_Stored data:_
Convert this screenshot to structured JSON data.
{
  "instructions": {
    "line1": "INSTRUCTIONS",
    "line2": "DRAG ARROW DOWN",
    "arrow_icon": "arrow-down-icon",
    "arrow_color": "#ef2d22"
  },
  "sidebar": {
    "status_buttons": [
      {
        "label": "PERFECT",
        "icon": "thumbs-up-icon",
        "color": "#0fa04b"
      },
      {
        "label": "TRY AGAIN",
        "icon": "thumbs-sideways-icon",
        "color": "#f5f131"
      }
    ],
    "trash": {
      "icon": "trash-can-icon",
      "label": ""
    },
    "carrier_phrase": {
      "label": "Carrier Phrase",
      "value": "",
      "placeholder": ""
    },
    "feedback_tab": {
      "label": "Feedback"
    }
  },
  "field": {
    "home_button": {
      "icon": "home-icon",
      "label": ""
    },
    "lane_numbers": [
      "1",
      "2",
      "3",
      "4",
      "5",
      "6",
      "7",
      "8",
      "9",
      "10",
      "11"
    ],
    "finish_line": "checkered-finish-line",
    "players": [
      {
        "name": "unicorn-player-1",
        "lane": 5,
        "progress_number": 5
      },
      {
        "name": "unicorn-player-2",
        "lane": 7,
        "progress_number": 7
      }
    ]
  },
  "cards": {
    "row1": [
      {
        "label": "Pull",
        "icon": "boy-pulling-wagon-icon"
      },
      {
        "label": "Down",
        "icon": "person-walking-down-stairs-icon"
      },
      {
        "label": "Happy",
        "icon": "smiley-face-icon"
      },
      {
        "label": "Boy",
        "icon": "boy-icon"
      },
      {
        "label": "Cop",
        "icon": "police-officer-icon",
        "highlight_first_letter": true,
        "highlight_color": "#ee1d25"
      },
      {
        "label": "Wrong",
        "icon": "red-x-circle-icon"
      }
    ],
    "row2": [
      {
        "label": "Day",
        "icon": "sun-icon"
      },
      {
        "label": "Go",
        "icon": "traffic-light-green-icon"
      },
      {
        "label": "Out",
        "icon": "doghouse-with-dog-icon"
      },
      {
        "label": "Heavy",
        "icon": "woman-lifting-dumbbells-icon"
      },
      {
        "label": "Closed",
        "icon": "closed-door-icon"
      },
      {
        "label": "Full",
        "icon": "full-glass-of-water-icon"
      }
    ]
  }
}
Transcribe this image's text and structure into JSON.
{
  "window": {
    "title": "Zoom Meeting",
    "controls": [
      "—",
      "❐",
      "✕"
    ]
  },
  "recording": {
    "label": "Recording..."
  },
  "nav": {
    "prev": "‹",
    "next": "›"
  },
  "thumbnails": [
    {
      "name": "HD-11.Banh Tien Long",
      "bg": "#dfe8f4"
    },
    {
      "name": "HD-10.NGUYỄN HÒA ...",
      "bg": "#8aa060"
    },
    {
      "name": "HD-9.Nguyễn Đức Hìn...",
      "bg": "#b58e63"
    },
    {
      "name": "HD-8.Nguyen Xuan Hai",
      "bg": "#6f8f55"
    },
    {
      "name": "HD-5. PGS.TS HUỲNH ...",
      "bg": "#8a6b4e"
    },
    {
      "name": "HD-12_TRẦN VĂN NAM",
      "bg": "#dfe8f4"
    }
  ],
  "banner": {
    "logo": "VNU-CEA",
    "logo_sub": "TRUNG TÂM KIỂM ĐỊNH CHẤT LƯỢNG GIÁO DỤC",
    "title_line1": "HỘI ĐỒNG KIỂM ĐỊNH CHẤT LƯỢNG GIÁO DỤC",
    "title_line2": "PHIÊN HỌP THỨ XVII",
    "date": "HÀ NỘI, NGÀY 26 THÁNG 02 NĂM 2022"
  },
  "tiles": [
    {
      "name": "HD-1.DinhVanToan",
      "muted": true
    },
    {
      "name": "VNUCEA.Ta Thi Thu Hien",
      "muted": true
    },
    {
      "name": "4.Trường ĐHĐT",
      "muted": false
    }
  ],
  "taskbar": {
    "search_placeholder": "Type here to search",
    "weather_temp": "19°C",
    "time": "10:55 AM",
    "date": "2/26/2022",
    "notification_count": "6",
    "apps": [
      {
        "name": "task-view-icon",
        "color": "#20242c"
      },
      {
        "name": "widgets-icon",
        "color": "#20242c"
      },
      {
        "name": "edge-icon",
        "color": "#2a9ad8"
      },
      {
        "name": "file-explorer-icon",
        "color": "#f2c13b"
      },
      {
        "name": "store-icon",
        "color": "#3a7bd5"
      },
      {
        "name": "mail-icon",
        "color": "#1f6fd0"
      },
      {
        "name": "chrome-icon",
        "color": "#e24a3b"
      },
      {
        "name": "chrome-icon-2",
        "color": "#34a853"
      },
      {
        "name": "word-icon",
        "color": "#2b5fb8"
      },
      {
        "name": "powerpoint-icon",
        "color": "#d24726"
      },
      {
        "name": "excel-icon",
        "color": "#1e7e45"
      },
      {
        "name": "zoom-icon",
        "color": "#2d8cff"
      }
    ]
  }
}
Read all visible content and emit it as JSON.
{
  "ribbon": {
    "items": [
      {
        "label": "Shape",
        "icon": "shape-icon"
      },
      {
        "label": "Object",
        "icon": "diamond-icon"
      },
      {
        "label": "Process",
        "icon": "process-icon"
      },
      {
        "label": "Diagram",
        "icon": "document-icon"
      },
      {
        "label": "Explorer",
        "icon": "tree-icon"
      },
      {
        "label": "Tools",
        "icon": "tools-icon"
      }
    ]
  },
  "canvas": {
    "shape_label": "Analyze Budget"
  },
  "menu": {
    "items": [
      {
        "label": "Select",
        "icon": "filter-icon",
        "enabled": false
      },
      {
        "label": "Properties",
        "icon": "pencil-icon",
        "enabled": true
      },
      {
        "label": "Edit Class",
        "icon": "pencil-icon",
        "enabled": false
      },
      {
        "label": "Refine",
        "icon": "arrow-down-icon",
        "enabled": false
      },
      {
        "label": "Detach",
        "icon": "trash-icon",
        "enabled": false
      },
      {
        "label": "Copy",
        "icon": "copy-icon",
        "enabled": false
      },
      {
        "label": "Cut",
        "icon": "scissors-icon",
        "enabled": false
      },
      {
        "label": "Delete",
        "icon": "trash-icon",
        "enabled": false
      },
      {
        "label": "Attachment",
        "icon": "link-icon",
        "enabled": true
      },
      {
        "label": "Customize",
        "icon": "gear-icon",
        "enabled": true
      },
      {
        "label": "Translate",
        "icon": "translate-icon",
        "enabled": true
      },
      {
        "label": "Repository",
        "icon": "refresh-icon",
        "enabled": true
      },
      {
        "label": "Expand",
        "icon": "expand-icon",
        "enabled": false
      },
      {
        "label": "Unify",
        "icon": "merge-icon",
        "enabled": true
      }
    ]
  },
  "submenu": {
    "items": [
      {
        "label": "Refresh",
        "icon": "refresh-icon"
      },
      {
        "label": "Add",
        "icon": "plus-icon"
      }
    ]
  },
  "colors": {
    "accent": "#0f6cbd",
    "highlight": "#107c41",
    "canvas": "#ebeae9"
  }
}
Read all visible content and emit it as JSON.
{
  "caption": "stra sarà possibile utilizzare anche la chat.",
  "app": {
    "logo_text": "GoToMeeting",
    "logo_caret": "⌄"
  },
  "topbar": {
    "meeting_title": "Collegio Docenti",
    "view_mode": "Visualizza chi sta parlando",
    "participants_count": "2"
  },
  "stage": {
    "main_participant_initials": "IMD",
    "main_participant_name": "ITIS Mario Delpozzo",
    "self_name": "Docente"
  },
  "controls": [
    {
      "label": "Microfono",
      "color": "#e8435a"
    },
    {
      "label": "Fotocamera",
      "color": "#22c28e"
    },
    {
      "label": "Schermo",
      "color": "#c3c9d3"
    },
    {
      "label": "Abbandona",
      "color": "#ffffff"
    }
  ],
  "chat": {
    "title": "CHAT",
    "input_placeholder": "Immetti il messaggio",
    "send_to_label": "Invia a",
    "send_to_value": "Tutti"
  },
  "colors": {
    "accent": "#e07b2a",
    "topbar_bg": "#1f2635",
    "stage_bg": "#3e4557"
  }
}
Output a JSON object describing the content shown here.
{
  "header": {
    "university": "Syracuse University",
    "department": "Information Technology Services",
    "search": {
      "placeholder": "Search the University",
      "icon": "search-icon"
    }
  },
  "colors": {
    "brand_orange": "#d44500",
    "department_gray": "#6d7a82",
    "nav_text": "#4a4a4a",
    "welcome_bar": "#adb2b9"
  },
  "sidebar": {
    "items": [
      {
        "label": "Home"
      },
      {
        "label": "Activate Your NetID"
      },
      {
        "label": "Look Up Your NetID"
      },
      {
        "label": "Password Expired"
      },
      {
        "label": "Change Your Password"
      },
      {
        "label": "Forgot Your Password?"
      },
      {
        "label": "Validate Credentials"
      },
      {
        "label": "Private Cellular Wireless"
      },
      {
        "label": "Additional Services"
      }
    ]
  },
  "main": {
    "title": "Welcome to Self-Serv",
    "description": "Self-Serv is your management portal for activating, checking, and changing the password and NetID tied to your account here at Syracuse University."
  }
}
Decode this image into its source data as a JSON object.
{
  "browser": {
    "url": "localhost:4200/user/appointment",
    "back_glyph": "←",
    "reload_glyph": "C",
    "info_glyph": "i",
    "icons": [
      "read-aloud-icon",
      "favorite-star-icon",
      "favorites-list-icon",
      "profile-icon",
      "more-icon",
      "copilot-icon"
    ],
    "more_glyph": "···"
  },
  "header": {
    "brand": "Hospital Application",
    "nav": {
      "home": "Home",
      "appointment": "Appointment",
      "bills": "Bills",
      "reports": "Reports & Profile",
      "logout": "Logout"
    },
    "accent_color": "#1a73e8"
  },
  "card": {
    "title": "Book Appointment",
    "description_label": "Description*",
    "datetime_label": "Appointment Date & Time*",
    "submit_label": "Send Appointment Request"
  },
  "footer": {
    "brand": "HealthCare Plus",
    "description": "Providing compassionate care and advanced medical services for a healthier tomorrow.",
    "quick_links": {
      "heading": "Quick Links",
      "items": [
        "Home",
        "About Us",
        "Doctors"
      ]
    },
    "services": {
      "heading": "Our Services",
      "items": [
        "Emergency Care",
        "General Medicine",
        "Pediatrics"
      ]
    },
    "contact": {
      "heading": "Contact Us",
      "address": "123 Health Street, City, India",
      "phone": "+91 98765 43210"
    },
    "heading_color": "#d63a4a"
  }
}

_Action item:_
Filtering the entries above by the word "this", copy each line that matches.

_Expected answer:_
Convert this screenshot to structured JSON data.
Transcribe this image's text and structure into JSON.
Decode this image into its source data as a JSON object.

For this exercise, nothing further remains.